(Element data from apps and pages)
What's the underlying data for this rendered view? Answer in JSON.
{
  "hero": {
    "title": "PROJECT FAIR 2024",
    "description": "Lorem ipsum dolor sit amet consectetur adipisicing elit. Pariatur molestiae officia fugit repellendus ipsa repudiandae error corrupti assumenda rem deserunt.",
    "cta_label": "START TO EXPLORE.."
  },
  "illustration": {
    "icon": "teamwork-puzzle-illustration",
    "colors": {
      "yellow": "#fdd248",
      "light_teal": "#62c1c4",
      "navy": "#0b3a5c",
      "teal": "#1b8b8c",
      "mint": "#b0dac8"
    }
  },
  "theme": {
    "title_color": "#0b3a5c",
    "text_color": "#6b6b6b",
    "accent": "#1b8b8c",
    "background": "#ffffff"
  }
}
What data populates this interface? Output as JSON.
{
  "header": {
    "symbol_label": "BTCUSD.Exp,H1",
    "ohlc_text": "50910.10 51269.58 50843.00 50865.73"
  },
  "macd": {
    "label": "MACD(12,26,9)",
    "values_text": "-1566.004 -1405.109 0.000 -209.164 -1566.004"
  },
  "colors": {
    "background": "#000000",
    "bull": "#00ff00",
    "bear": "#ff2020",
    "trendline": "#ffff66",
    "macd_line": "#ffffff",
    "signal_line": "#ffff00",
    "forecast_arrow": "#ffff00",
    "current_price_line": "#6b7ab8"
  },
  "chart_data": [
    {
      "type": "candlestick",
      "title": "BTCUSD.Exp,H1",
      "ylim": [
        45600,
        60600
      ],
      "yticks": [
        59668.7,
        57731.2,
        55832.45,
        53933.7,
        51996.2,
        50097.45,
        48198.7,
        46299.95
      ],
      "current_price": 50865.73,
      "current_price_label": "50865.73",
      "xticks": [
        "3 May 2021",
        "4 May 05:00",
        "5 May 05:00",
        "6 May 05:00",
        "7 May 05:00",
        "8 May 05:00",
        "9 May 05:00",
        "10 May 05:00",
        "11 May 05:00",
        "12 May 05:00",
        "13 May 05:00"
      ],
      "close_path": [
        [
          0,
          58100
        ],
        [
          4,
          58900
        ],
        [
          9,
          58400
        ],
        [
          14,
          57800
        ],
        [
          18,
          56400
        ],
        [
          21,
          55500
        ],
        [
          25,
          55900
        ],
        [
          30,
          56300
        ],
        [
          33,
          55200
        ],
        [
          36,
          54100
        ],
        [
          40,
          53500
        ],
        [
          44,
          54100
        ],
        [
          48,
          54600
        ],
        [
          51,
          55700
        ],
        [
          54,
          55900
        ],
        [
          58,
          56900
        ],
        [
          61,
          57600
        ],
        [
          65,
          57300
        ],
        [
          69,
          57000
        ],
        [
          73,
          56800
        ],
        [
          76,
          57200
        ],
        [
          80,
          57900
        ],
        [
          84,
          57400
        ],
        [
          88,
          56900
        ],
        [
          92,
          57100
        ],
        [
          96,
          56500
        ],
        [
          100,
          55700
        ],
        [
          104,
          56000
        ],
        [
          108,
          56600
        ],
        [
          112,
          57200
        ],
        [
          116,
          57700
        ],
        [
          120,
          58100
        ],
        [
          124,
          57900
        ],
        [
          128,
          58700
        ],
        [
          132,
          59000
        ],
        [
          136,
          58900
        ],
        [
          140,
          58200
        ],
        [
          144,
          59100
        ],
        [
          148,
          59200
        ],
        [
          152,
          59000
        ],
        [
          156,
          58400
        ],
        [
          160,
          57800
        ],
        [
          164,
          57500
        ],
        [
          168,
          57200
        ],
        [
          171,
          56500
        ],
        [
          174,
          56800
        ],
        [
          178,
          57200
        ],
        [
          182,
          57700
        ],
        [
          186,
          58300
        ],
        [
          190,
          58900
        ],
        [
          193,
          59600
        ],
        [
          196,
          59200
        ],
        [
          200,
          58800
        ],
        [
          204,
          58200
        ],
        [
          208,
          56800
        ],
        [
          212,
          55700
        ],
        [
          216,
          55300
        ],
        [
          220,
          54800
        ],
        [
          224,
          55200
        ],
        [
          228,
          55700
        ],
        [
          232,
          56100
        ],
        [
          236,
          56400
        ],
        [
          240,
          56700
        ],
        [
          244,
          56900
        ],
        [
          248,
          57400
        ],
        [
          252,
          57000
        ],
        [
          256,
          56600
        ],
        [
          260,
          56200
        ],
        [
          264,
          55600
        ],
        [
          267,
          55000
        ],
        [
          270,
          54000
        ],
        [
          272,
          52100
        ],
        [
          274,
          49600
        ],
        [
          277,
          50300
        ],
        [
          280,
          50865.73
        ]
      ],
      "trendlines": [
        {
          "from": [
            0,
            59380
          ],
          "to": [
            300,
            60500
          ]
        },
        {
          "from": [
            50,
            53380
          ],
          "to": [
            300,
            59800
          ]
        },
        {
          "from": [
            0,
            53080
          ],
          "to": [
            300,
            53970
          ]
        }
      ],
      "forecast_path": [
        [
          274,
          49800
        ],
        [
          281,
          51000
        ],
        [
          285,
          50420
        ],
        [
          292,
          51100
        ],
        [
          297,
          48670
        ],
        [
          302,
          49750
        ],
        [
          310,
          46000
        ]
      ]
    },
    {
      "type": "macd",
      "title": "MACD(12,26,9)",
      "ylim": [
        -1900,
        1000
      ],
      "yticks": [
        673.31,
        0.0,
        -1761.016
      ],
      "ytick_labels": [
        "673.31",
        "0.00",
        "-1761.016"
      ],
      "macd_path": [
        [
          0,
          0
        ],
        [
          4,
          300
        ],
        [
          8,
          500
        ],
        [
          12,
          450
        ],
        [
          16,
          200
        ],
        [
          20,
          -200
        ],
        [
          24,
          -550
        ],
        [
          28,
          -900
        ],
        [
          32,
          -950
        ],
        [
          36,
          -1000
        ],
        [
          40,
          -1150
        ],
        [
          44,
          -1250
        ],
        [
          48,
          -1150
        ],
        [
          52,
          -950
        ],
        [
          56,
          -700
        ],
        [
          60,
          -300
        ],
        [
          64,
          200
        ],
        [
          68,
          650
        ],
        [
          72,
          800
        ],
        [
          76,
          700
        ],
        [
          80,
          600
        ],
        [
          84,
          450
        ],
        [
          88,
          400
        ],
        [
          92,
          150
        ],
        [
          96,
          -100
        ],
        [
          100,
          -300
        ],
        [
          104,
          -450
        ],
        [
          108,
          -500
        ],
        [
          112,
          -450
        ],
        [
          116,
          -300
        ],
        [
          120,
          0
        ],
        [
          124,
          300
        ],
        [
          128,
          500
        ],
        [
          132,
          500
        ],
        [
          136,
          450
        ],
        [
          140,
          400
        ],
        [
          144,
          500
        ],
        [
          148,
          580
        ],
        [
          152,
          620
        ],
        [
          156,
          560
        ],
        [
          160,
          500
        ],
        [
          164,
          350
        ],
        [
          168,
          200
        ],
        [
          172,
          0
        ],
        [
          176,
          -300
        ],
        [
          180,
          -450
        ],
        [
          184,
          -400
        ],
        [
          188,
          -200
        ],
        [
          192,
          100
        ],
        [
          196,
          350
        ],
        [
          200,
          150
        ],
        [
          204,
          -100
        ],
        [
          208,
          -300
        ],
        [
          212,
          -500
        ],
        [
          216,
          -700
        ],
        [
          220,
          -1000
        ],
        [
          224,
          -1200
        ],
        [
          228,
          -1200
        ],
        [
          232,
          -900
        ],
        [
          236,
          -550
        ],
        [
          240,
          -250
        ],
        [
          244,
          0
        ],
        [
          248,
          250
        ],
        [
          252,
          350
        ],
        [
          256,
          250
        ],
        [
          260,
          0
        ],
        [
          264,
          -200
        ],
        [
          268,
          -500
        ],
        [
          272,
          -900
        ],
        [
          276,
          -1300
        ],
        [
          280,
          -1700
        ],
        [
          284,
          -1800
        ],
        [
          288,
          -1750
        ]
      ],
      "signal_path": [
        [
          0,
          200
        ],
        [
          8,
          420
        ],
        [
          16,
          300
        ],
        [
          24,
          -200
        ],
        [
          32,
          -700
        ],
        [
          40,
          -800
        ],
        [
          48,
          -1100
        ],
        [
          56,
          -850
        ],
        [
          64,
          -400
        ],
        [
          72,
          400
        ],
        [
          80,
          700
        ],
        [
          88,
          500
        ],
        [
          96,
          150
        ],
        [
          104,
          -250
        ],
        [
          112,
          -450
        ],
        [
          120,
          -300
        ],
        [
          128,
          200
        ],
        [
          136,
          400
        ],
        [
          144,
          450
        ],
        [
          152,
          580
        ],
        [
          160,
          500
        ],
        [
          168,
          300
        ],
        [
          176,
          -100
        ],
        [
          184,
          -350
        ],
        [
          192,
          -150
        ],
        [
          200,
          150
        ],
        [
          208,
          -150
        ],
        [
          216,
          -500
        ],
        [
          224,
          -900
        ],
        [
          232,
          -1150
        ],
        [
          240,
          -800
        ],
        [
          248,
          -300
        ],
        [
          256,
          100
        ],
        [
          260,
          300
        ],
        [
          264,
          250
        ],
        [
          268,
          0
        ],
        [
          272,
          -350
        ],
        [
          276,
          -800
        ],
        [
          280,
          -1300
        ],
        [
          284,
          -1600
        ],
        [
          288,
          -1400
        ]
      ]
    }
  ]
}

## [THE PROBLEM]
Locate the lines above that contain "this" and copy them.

## [OUTPUT OF THE TASK]
What's the underlying data for this rendered view? Answer in JSON.
What data populates this interface? Output as JSON.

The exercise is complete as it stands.